Problem details
Copy all lines below that use the word "caret".

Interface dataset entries
--------------------

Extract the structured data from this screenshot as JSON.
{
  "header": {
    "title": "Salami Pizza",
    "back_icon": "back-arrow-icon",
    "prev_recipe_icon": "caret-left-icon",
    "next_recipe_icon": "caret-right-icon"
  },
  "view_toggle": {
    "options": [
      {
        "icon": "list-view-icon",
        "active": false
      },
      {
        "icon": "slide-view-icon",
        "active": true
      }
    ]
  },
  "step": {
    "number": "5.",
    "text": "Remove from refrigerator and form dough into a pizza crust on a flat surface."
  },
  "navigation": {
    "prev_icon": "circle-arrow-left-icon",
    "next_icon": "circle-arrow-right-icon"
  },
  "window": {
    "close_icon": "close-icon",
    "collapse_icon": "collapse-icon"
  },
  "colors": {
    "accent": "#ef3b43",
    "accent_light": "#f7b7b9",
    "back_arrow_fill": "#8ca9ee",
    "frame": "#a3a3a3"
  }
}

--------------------

Solved exercise
    "prev_recipe_icon": "caret-left-icon",
    "next_recipe_icon": "caret-right-icon"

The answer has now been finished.